Perhaps it would have been better to push the real entrepreneurs backing this who are:

· Oli Barrett, Co-Sponsorship Agency
· Duncan Cheatle, The Supper Club
· Rajeeb Dey, Enternships.com
· Michael Hayman, Seven Hills
· Emma Jones, Enterprise Nation
· Lara Morgan, Company Shortcut
· Richard O’Connor, Chocolate and Love
· Jamie Murray Wells, Glasses Direct and Hearing Direct

Comments sent to me on email and Twitter include “I can tell you what it could do without.. a big headshot of David Cameron. Instant turn off,” and by @tom_15gifts “We need some startup help in the UK but isn’t this just big companies giving away freebies to get business?”

Others said:

@jonfish “A fantastic initiative, let’s hope there is community-level network building as well – a website isn’t enough”

@katiemoffat “The idea has real value esp decent mentoring but as it is, it’s not the most groundbreaking of websites.”

@DuaneJackson “Too early to judge, but has a lot of potential I think.”

David Peto, CEO, Aframe: “It’s a very good idea to finally have somewhere decent to find out how to start – there really hasn’t been anywhere else – Businesslink was less than useless and is a dog that ought to be put down. However – again – this initiative runs the risk of being something that we – the existing startup and tech community all know about – and no-one else who actually needs to know will. We are the last people who need to help on starting – it’s keeping going we all need. I bet you fifty quid that when I go up to the north east next week to see our team and go to an event most will not have heard it. The pack is ok – but things like 10% off an HP product aren’t useful particularly. The Experian offer is the main useful one.”

My view? It’s interesting it’s been put together entirely by business people and will cost the public purse nothing at all. A cynic might say it’s handy advertising for those involved, but that would be a stupid comment. Advertising can be done much more efficiently that this. In reality I hope this is the start of a sea change in attitudes, where larger corporates do more to give a hand-up to to startups.

Corporate pledges to Startup Britain include:
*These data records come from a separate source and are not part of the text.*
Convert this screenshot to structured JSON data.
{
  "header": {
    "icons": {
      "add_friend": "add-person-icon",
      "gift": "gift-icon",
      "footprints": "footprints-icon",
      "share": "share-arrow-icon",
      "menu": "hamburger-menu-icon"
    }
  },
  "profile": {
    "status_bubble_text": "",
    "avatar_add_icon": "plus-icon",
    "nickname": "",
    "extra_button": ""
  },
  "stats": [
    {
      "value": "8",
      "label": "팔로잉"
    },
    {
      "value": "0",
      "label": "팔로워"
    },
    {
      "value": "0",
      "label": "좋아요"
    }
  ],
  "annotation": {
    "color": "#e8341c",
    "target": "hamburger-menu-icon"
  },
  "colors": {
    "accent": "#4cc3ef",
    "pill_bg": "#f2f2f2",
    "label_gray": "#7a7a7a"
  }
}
• AXA will offer 10 per cent off business insurance
• BlackBerry will offer 1,000 free “Start Up Guides”
• Microsoft will train 5,000 start-ups in how to use technology to drive their business and marketing activities, including free technology resources worth up to £400 per company
• Google will support start ups, initially by providing them with a limited amount of free advertising (not clear how much yet)
• Regus will offer one month free businessworld membership (normally £15 a month at its cheapest)
• O2 to offer one months free line rental
• PayPal will offer three months free fees for new accounts when signing up to a Powa.com website
• Fujitsu offers a 30-day free trial and/or 10% off the annual costs of IT storage/processing requirements via its online “Cloud” service
• McKinsey & Co will join with leading employers to launch Entrepreneur First to encourage our most innovative graduates to start up their own business
• YouGov and UCL, working with StartUp Britain and in collaboration with Imperial College London will lead the development of a pilot Start-up Summer to stimulate, encourage and support student entrepreneurs.
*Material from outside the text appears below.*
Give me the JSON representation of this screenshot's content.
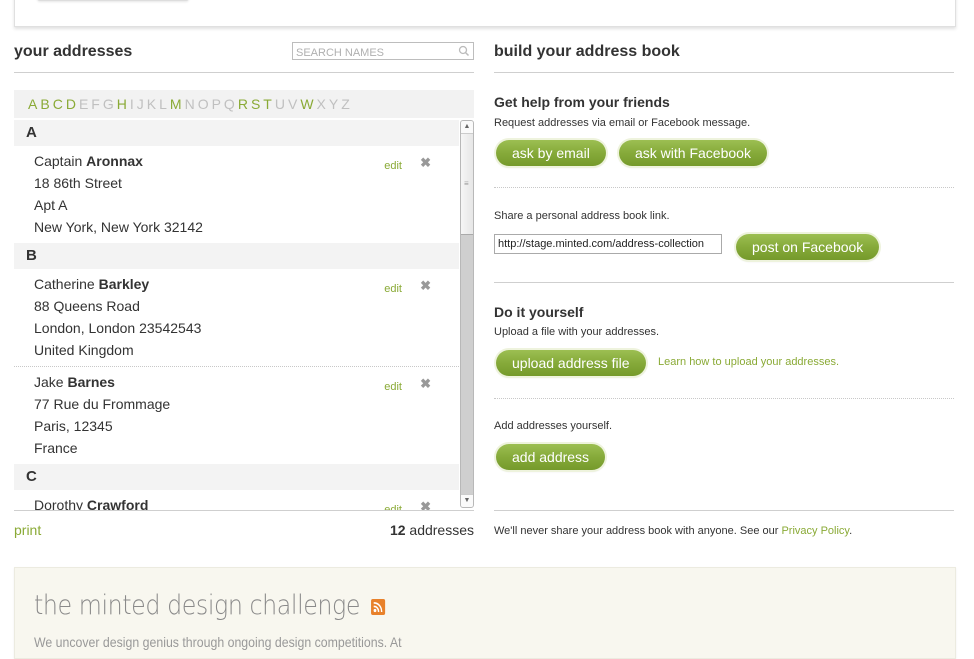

Long list of company supporters of StartUp Britain (specific commitments are not yet clear):

1. Alibaba
2. AXA
3. Barclays
4. Bitsy
5. BlackBerry
6. Brightword Publishing
7. Browser Creative
8. Co-Sponsorship Agency
9. Coutts
10. Deloitte
11. eBay
12. eConsultancy
13. Enterprise Nation
14. Enternships
15. Ernst & Young
16. Euro RSCG
17. Experian
18. Fujitsu
19. GlassesDirect.com
20. Global Entrepreneurship Week
21. Gloople
22. Google
23. GoResponse
24. GoToMeeting
25. HP
26. HSBC
27. Intel
28. Instant Offices
29. Irwin Mitchell
30. King & Allen
31. KPMG
32. Lloyds TSB
33. MADE Festival
34. McKinsey
35. Microsoft
36. MOO.COM
37. Mother
38. MyKindaCrowd
39. O2
40. PayPal
41. PayPoint
42. Powa
43. Powwownow
44. PWC
45. Reed
46. Regus
47. RBS
48. Santander
49. Seko Synergy
50. Seven Hills
51. Sign Up To
52. Simply Business
53. Standard Chartered
54. Staples
55. The Supper Club
56. UnLtd
57. Virgin Media
58. Virgin Trains
59. Vistaprint
60.. WorldFirst
61. Yell
62. Yo! Sushi